"We call on all community leaders and political parties to stand up and speak out against these senseless acts of violence against foreign nationals. We need to hear every voice against xenophobia. We can't afford the repeat of events of the past years where many foreign nationals were killed and displaced. Stand up and be counted," said Makhura.
He was speaking during the launch of the province's Social Cohesion Games in Soweto at the weekend.
His comments followed the march on Friday in Pretoria, organised by the Mamelodi Concerned Residents group which is anti-immigration and accuses foreigners of involvement in crime. The march followed a wave of anger against foreigners, particularly Africans, riding on community concerns over drug dealers and brothels operating openly in some communities. Friday's march ended in violence, with attacks on immigrants on the streets of Pretoria and looting.
The Huffington Post reported on how the march turned violent.
"The Gauteng Provincial Government is deeply concerned about the recent incidences of looting, vigilantism, destruction of property and violent protests directed at foreign nationals," said Makhura.
"We condemn these acts in the strongest possible terms and commend the South African Police Services and law enforcement agencies for their sterling job in restoring calm in the affected areas in our province. To this end, the police have arrested 136 people suspected of public violence, possession of drugs, business burglaries. The law enforcement agencies will continue with this operation until the situation is stabilised and back to normal."
Sport has always had the power to change the world. It has the power to inspire. It has the power to unite people in a way that little else can. Sport can awaken hope where there was previously only despair — Nelson Mandela
Makhura said the social problems which reinforce prejudice must be tackled, which was why he set up an Eminent Group of Social Cohesion Champions on Human Rights Day on March 21 last year. The group is led by retired Constitutional Court judge Justice Yvonne Mokgoro.
"The specific mandate of the team includes facilitating frank conversations on racism and xenophobia among various sectors of the population in Gauteng. Their work focuses on dealing with structural and systemic factors and underlying causes of prejudice and inequality. They are working in partnership with schools, community organisations, cultural and sporting organisations as well as the economic institutions. It is only though the mobilisation of all sectors of society that we can successfully tackle inequalities that reinforce prejudice," said Makhura.
The Social Cohesion Games are part of this initiative and use soccer — which Makhura called a "common denominator" in South Africa, Africa and the world — as a unifying force.
"These games also talk about a lot of things considering our past as South Africans, how apartheid blemished our nation and how we had to seek assist from other African countries for us defeat the previous regime. We have roped in local soccer legends and those from fellow African countries who are resident in Gauteng such as William Okpara, Roger Fetumba, Kalusha Bywala, Timothy Bathabire, Innocent Chikoya, and Patrick Maverick. They will joined by South African soccer legends — Jomo Sono, Disco Makua, Doctor Khumalo, Brian Baloyi, Kennedy Makara, Thapelo Liau and Portia Modise," said Makhura.

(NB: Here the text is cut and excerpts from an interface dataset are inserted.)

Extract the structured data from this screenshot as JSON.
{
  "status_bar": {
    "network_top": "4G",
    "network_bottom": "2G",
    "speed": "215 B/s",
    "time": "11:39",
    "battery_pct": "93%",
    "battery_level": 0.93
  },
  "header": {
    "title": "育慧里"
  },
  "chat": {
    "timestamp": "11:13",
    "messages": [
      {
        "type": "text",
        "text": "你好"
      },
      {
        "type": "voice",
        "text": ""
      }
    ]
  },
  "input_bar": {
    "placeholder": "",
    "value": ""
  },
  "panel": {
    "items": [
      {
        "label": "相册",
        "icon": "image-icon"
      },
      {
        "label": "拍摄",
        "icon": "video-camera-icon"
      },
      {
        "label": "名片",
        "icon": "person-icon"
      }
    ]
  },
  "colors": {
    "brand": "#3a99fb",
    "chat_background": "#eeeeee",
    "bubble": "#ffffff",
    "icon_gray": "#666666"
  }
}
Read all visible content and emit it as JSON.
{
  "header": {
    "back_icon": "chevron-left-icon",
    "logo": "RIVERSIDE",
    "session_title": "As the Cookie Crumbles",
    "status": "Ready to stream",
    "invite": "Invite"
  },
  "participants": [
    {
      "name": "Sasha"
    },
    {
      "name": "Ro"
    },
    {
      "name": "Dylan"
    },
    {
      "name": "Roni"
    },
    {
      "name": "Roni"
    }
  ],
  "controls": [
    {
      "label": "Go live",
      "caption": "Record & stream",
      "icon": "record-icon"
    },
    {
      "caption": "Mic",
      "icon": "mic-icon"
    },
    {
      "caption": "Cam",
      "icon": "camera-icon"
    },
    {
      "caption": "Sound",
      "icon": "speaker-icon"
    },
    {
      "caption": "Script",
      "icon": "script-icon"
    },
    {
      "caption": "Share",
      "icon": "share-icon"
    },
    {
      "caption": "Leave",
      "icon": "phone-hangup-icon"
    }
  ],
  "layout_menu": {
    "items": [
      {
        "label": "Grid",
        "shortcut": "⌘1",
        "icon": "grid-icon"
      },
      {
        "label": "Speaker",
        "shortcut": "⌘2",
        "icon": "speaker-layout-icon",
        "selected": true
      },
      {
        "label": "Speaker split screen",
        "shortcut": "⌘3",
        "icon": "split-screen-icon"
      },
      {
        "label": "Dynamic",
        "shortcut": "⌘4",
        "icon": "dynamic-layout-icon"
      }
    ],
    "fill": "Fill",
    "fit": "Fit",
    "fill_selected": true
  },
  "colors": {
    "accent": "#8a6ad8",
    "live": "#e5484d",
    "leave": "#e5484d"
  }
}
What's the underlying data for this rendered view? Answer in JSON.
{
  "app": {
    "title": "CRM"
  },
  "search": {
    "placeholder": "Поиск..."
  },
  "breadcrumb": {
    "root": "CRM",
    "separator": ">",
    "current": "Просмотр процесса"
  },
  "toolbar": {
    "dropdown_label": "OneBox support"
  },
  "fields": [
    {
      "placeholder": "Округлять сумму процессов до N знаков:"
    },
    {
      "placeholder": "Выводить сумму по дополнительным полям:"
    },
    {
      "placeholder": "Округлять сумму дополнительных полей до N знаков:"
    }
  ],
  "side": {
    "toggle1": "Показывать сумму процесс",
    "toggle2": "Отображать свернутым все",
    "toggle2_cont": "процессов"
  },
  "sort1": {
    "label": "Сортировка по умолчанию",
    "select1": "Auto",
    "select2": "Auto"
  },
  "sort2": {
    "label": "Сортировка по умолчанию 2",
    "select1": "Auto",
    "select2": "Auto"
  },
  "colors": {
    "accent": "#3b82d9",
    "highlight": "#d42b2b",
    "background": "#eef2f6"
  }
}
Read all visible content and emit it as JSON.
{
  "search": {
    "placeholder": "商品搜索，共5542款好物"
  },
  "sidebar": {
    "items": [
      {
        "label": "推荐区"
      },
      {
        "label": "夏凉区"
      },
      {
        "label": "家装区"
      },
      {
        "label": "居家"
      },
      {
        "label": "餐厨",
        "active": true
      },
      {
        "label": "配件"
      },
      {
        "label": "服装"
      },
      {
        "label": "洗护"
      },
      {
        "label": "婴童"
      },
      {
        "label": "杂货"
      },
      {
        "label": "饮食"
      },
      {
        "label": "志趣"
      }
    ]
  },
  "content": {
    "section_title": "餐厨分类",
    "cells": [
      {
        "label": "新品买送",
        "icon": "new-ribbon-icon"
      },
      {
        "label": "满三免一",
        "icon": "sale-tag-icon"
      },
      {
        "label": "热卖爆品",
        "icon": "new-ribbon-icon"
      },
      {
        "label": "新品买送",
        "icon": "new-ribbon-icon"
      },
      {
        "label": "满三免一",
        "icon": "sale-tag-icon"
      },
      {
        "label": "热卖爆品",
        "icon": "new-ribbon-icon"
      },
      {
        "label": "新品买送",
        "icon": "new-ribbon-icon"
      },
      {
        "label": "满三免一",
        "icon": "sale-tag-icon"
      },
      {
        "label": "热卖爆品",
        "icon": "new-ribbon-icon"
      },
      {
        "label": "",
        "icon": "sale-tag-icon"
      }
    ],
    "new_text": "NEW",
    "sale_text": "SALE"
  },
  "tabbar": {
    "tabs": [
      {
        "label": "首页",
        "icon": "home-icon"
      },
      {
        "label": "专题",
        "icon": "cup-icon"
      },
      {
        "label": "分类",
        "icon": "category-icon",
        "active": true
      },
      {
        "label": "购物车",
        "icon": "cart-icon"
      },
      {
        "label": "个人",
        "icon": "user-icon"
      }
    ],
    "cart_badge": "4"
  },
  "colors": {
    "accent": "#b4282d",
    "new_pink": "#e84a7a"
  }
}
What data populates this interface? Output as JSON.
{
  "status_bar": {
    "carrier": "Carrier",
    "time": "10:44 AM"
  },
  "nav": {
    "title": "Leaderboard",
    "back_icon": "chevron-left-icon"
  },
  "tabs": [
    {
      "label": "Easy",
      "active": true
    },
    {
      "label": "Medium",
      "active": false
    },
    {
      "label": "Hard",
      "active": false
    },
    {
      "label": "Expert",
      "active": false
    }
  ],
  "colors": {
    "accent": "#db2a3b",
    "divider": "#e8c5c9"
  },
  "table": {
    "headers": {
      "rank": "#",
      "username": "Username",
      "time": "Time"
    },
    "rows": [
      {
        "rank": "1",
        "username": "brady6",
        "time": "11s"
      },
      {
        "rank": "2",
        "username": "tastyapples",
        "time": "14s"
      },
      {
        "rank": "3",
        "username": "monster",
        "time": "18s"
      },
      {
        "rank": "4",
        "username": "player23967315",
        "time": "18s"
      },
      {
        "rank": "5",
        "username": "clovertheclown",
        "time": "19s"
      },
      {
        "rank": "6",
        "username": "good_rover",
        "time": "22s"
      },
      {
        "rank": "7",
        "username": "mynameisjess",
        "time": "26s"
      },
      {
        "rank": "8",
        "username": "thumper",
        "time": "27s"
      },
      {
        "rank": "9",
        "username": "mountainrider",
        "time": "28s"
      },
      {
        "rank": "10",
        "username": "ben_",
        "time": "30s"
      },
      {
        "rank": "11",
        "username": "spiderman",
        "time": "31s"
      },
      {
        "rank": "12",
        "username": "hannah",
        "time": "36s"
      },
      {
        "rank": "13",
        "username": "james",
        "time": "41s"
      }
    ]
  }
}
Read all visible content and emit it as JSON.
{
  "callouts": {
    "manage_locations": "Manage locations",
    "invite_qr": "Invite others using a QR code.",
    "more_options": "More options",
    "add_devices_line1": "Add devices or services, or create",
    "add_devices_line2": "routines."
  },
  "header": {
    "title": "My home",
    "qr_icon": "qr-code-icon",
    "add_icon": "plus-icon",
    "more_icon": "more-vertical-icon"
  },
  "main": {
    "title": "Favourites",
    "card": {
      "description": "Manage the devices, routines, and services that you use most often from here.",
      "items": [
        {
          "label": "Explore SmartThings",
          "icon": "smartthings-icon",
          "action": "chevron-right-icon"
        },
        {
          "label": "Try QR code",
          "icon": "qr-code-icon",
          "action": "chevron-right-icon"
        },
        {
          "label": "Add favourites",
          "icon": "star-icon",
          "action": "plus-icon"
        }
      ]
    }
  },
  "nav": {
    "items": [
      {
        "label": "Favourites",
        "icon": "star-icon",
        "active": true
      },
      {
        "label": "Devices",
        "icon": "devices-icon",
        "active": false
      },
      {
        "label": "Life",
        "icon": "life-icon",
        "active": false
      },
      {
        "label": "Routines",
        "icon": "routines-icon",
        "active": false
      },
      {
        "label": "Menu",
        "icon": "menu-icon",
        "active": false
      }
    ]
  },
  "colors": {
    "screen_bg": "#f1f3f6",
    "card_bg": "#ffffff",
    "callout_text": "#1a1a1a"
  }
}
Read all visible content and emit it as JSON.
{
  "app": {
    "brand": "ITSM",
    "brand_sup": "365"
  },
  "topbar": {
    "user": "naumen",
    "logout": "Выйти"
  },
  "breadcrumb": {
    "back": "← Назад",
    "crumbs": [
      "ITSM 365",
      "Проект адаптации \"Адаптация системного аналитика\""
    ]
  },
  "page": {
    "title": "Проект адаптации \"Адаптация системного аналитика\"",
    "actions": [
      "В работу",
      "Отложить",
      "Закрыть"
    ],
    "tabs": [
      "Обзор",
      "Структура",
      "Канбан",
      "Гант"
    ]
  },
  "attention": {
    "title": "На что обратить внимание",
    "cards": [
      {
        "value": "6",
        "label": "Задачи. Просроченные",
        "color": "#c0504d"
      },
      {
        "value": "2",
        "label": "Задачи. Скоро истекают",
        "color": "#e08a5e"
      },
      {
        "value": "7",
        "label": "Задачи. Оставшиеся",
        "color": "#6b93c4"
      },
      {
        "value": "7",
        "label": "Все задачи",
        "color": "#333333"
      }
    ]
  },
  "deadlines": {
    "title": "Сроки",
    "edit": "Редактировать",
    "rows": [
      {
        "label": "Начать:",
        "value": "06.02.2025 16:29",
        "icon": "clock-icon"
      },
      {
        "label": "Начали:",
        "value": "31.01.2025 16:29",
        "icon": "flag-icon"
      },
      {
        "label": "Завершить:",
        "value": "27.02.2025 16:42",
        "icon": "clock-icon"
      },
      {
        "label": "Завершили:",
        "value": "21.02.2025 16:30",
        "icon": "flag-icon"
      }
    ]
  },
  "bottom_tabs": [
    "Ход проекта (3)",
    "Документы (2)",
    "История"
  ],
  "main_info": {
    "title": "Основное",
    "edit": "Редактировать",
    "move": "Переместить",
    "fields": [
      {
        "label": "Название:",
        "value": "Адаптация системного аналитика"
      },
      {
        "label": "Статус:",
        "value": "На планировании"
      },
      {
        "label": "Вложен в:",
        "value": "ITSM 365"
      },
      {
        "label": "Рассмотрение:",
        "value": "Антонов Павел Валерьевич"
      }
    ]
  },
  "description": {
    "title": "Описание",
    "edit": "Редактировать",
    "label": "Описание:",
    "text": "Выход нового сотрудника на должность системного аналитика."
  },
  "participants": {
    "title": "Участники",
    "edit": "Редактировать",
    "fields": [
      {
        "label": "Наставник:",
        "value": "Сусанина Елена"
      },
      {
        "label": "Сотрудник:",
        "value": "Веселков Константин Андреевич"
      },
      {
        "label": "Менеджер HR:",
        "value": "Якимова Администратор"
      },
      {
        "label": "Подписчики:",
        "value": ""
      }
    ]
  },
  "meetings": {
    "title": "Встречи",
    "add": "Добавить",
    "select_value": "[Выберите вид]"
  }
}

"As our former late president Nelson Mandela aptly put it 'Sport has always had the power to change the world. It has the power to inspire. It has the power to unite people in a way that little else can. Sport can awaken hope where there was previously only despair'. True to these powerful words, we believed that sport can transcend race, politics and unite a country.
On Friday, News24 reported that police used rubber bullets, tear gas and stun grenades to disperse angry marchers.
President Jacob Zuma condemned the violence.
City Press reported that Friday's march involved protesters arriving with axes, spears and sticks.
"The police are here to protect foreigners who are here illegally and sell drugs. These people must go home," one protester told the newspaper. Police stood between the protesters and a community of Somalis, who held pangas and sticks. The groups taunted each other and police used a water tank to spray the groups to disperse them.
The spokesperson for the Mamelodi Concerned Residents group, Makgoka Lekganyane, told City Press the group did not associate itself with those who caused violence. "The march has been misunderstood. We are against xenophobia. This was about calling for better border control and [calling on] the department of labour to protect South Africans."
The Sunday Times reported that mobs from the march attacked foreigners on the streets of Pretoria. The newspaper described how a mob of about 1,000 angry Atteridgeville residents armed with sticks and iron bars ransacked a camp near the Tshwane Events Centre; the camp was used by people including foreigners who are attending a church function.
Marchers cited anger over social problems like unemployment, drug abuse and prostitution, blaming immigrants for "taking" South Africans' jobs. Immigrants told the newspapers they were afraid.